International E-Waste Day to focus on small e-waste reuse, repair and recycling under the slogan ‘Recycle it all, no matter how small!’ this 14 October.
WEEE Forum says that small, end-of-life electrical and electronic appliances present a significant challenge. The UN has estimated that in 2022 alone, 24.5 million tonnes of small e-waste will be produced worldwide, which the WEEE Forum says is as much as four times the weight of the Great Pyramid of Giza.
The WEEE Forum says that due to their small size, items such as cell phones, electric toothbrushes, toasters and cameras are often discarded incorrectly, and they make up a significant proportion of the 8% of all e-waste that is thrown in general waste bins which are subsequently landfilled or incinerated.
We want to remind people of the importance of every single piece of electronics or electrical product that is forgotten about in household drawers.
WEEE Forum says 800 grams of silver, 150 grams of gold and 50 grams of palladium can be extracted from one tonne of printed circuit boards that are found in many small electronic devices such as cameras, phones and tablets.
It says the producer responsibility organisations in the WEEE Forum that manage the collection of e-waste are constantly working to make the proper disposal of small e-waste simple and convenient for users and households. Providing collection boxes in supermarkets, pick up of small broken appliances upon delivery of new ones and offering PO Boxes to return small e-waste are just some of the initiatives introduced to encourage the return of these items.
The WEEE Forum says that last year over 170 organisations from fifty countries worldwide supported #ewasteday. This year too, the WEEE Forum has invited all organisations involved in effective and responsible e-waste management to plan awareness-raising activities for 14 October.
WEEE Forum, Pascal Leroy, said: “With this fifth edition of the International E-Waste Day, we want to remind people of the importance of every single piece of electronics or electrical product that is forgotten about in household drawers around the world.
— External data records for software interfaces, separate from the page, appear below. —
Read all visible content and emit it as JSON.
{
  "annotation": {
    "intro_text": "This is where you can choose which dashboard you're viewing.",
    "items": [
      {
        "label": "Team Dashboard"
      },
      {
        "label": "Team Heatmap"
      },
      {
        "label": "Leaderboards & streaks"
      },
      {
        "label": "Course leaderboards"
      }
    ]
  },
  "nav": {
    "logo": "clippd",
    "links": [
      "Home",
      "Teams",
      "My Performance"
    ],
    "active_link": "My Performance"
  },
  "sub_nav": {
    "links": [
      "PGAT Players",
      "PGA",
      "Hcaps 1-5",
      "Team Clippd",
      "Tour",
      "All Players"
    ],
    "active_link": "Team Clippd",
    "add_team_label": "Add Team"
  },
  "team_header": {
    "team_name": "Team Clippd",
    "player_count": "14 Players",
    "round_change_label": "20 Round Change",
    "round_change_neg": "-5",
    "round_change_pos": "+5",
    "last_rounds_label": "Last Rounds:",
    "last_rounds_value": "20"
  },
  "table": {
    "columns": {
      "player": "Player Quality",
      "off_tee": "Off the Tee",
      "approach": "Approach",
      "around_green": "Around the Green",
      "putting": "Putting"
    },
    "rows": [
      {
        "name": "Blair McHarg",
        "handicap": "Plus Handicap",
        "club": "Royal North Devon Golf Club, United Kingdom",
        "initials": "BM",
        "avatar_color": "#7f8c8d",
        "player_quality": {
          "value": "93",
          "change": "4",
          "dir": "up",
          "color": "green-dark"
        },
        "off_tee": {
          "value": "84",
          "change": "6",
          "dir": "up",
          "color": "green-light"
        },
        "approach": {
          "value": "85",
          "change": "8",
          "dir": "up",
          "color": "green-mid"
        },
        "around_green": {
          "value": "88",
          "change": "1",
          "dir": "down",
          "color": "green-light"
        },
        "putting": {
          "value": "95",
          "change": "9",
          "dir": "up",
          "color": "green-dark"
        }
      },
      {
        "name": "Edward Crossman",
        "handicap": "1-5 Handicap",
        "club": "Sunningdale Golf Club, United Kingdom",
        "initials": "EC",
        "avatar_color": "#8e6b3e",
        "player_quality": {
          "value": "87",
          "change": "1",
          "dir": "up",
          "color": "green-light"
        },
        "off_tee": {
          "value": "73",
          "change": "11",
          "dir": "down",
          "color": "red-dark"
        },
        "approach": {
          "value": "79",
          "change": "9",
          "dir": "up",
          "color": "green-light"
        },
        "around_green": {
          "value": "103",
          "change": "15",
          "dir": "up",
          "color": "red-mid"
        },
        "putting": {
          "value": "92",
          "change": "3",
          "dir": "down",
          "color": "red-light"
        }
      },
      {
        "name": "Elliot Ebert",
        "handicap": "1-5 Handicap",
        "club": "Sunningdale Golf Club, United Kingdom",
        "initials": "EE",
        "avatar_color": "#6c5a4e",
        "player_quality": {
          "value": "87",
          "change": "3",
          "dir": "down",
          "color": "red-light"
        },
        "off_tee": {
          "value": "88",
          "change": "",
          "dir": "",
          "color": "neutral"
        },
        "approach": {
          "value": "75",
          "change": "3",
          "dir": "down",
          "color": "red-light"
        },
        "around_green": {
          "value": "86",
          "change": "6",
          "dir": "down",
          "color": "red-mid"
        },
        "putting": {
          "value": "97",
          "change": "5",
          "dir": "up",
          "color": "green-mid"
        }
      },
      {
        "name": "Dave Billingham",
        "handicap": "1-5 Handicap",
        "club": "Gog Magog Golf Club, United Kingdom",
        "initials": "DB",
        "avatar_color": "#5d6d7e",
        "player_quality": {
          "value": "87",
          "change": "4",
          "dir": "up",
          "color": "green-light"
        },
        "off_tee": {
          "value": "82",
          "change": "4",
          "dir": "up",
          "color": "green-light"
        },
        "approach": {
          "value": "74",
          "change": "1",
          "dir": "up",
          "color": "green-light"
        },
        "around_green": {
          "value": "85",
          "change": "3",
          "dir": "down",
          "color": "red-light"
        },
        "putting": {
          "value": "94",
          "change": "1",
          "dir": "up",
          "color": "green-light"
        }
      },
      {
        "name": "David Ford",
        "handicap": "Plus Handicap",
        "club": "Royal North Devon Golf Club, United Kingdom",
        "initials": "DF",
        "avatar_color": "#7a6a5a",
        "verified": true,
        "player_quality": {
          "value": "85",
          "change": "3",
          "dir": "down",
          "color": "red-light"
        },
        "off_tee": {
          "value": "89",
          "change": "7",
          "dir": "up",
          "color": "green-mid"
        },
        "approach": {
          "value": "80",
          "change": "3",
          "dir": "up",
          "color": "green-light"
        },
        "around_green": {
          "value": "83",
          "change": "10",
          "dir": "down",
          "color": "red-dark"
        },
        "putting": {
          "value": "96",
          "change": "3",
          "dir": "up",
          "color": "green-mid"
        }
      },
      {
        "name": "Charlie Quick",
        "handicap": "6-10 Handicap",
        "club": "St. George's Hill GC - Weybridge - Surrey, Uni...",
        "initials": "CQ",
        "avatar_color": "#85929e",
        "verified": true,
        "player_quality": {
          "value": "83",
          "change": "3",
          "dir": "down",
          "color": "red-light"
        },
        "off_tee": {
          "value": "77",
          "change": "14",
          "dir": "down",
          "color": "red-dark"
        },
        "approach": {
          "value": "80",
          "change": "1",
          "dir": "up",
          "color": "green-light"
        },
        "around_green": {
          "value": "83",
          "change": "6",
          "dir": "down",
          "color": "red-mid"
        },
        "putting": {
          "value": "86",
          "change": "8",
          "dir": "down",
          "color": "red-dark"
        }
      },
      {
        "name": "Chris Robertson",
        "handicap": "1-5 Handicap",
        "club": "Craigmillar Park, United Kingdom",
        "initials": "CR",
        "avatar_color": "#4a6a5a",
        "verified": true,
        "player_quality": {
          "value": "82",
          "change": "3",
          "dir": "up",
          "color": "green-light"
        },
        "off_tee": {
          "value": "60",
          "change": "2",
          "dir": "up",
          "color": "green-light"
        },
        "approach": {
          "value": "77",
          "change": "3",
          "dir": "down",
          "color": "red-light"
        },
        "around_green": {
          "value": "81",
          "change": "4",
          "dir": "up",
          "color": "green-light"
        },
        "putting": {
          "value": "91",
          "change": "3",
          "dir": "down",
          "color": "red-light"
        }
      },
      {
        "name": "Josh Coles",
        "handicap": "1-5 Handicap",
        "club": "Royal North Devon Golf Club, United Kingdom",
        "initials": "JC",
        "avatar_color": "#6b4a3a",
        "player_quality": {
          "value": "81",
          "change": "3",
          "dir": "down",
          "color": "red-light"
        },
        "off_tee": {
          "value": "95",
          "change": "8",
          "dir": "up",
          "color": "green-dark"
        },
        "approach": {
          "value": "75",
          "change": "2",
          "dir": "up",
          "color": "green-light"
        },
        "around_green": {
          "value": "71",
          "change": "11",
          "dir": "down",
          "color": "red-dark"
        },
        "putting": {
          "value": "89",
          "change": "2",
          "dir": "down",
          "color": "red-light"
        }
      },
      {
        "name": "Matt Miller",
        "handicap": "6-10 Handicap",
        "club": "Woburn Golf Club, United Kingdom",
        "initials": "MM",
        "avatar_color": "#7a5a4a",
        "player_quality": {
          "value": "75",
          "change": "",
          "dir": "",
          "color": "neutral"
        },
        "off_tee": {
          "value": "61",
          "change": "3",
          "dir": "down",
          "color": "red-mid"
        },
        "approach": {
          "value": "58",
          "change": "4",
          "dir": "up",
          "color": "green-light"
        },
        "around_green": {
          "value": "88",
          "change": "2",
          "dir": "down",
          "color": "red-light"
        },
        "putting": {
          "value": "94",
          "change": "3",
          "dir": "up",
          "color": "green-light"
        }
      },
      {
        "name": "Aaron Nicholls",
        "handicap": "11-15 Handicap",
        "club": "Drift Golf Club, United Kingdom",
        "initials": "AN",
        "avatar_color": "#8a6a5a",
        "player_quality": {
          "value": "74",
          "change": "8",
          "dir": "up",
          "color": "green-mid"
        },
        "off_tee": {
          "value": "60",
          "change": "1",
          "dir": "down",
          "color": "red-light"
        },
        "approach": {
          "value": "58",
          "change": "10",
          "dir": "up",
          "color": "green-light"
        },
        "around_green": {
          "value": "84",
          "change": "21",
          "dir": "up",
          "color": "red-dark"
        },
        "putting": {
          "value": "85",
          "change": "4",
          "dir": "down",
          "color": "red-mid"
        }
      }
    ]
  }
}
“These devices offer many important resources that can be used in the production of new electronic devices or other equipment, such as wind turbines, electric car batteries or solar panels – all crucial for the green, digital transition to low-carbon societies.”